» EXERCISE DIRECTIONS: Find the word "name" in the material below and gather every line that contains it.

● ● ● ● ●

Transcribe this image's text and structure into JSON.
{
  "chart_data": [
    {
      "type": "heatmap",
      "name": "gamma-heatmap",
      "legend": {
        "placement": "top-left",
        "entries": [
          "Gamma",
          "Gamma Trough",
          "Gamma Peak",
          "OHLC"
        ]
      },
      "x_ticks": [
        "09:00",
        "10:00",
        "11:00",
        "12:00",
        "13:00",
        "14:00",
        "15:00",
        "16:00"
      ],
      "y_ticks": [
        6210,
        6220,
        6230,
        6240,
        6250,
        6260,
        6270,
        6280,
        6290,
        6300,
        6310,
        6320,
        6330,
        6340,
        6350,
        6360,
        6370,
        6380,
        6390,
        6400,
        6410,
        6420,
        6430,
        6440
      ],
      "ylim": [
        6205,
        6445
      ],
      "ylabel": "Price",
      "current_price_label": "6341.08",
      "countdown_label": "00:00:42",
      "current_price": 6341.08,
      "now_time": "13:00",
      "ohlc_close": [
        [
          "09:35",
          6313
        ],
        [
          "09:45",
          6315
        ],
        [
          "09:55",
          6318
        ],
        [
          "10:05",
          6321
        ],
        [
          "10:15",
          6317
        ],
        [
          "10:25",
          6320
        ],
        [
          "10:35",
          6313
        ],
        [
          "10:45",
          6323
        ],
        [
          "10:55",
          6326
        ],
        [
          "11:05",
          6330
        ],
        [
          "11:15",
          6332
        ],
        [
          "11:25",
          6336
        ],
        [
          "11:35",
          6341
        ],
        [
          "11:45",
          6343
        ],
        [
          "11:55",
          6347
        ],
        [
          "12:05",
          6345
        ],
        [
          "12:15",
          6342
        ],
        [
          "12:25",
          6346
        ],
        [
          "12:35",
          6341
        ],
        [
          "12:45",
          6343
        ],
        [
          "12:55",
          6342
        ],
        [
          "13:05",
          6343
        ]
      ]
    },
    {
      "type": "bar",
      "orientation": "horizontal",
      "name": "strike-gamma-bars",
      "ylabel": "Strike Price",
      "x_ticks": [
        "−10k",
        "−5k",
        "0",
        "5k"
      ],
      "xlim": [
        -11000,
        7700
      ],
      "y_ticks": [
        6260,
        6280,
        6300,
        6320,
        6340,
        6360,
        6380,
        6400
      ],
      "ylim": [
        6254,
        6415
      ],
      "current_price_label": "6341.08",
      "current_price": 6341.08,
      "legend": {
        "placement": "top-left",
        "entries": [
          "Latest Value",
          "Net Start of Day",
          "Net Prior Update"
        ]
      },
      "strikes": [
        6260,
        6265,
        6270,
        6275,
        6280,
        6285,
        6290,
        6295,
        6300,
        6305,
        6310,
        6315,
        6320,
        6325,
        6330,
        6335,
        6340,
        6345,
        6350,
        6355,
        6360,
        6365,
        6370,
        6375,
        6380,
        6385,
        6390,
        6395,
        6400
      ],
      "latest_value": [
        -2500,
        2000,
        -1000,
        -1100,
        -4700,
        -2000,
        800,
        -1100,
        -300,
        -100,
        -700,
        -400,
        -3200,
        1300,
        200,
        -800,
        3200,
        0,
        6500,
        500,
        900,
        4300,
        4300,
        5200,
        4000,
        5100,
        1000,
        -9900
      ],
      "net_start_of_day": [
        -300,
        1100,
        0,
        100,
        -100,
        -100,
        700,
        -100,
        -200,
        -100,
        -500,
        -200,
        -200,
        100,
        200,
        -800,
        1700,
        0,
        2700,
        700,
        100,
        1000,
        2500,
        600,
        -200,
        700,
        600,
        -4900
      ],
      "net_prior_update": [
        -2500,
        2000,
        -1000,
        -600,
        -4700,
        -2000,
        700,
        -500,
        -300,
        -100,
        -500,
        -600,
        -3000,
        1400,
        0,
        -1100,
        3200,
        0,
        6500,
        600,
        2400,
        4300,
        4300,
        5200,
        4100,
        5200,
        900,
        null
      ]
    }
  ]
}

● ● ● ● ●

» EXERCISE OUTPUT:
      "name": "gamma-heatmap",
      "name": "strike-gamma-bars",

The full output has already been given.